Yesterday was St.John's eve--a modern excuse for throwing firecrackers for a month long in Barcelona, culminating in a night-long orgy of noise and fire on the night of the 23rd. I should have remembered this and escaped the city when I still could, but I forgot. To make things worse, there was a football match and people were celebrating with more firecrackers. The perfect night!

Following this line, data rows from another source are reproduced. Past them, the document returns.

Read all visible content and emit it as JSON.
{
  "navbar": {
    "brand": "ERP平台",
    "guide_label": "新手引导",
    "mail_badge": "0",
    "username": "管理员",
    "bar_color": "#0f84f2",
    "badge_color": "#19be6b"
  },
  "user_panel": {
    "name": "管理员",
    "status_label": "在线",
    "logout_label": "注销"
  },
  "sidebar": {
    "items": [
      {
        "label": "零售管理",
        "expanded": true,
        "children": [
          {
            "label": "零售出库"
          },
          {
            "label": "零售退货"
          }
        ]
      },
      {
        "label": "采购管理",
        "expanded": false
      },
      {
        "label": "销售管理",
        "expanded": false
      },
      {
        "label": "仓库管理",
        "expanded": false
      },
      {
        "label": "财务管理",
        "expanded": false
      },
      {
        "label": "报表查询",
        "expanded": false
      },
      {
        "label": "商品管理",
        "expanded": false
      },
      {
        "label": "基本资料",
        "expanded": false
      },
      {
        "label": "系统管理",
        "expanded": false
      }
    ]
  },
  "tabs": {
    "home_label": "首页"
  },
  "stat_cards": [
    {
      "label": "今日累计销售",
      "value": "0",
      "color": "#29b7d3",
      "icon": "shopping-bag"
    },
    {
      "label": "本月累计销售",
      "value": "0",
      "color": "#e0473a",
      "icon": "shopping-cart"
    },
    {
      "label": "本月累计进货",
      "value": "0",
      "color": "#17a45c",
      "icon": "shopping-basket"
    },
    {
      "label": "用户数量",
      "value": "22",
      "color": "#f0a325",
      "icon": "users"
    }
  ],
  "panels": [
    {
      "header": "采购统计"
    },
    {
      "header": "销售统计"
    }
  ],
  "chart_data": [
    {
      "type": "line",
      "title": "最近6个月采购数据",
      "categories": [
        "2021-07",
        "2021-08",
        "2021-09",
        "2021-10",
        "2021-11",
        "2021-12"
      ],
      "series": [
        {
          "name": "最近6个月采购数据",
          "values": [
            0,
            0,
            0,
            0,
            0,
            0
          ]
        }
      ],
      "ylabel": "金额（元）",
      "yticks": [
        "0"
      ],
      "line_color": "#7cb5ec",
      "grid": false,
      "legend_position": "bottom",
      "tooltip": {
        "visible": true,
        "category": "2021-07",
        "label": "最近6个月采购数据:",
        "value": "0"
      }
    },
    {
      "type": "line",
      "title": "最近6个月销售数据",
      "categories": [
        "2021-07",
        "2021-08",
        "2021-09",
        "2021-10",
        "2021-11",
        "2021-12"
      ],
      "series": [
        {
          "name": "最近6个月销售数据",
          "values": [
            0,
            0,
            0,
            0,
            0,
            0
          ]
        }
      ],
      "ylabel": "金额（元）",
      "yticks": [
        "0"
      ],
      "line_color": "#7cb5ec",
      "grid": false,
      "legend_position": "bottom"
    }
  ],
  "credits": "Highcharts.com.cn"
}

But I thought I would just put the noise-cancelling headphones on and happily ignore everything. Hopefully I would get aslept and wake up the next morning as if nothing had happened. But no, that didn't work! The headphones weren't enough for all those explosions, and I couldn't sleep with so much activity outside. I read RSS feeds, wandered from related video to related video in YouTube, designed the definitive tacky playlist in Audacious (hey everyone was partying, why not me too?), and even finished a few items in my to-do list. But whenever I switched the headphones off, it was still too noisy.

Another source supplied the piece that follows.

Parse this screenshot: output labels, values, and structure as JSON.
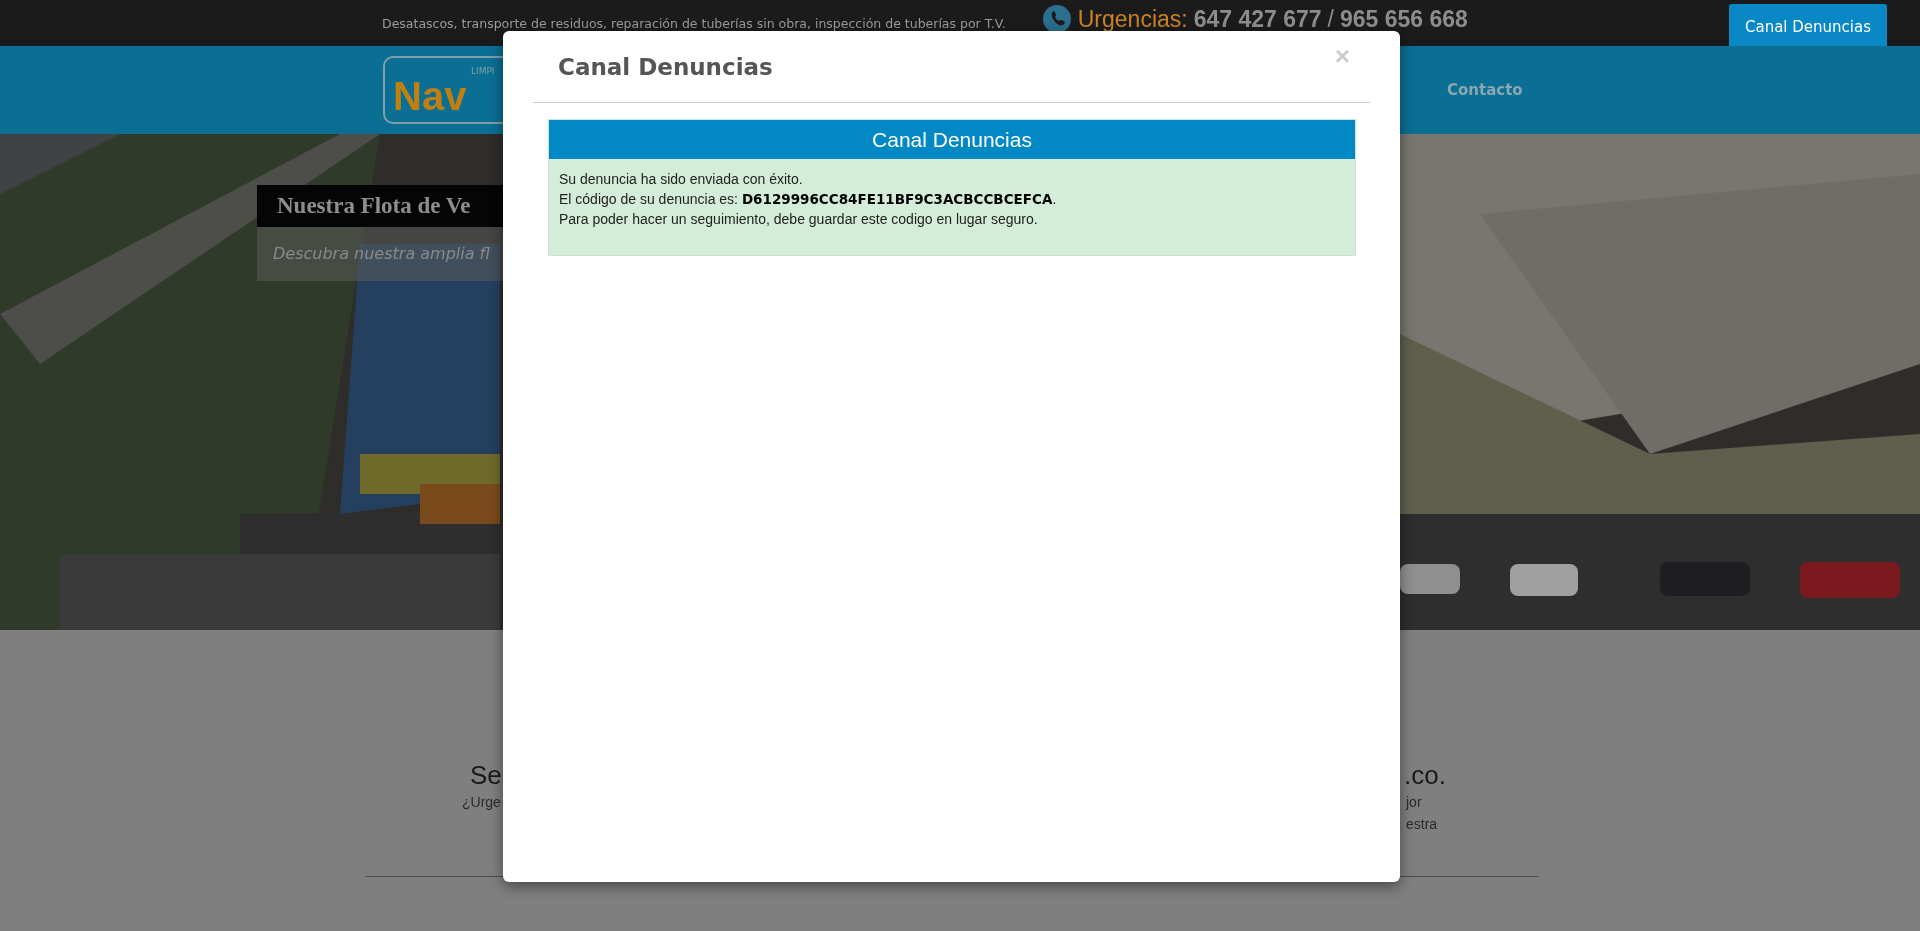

Finally, out in the balcony, looking at the gloom of distant fireworks, I wondered: what if...?

And thus (read this with your most dramatic voice ever) radioworks was born.


Yes, this is seriously wrong. Also quite funny and entertaining. I can assure you I got aslept quite quickly with this. Beats reading the kernel source hands down! (I did that once--I got nightmares in Assembler, so I've never attempted it again!)

It features the worst abuse of radio buttons in a long time (look at the way 'checked' is used! ha!), and supports multitouch! So go make some noise with your mobile device! I've tested it with an iPad (looks a bit odd, no sound) and a Nexus S running Chrome (runs great, with sound). It works horribly bad in Firefox but I don't want to abuse more radios today, so if you know why it is ignoring my CSS rules, please post a comment :-)

Special thanks to mrdoob for not compressing the code of his Winning Solitaire experiment--that way I can right click, select "view source" and find out how touch events work by example. Way faster than looking for and reading docs. Also many thanks to Syna Max for the sound sample.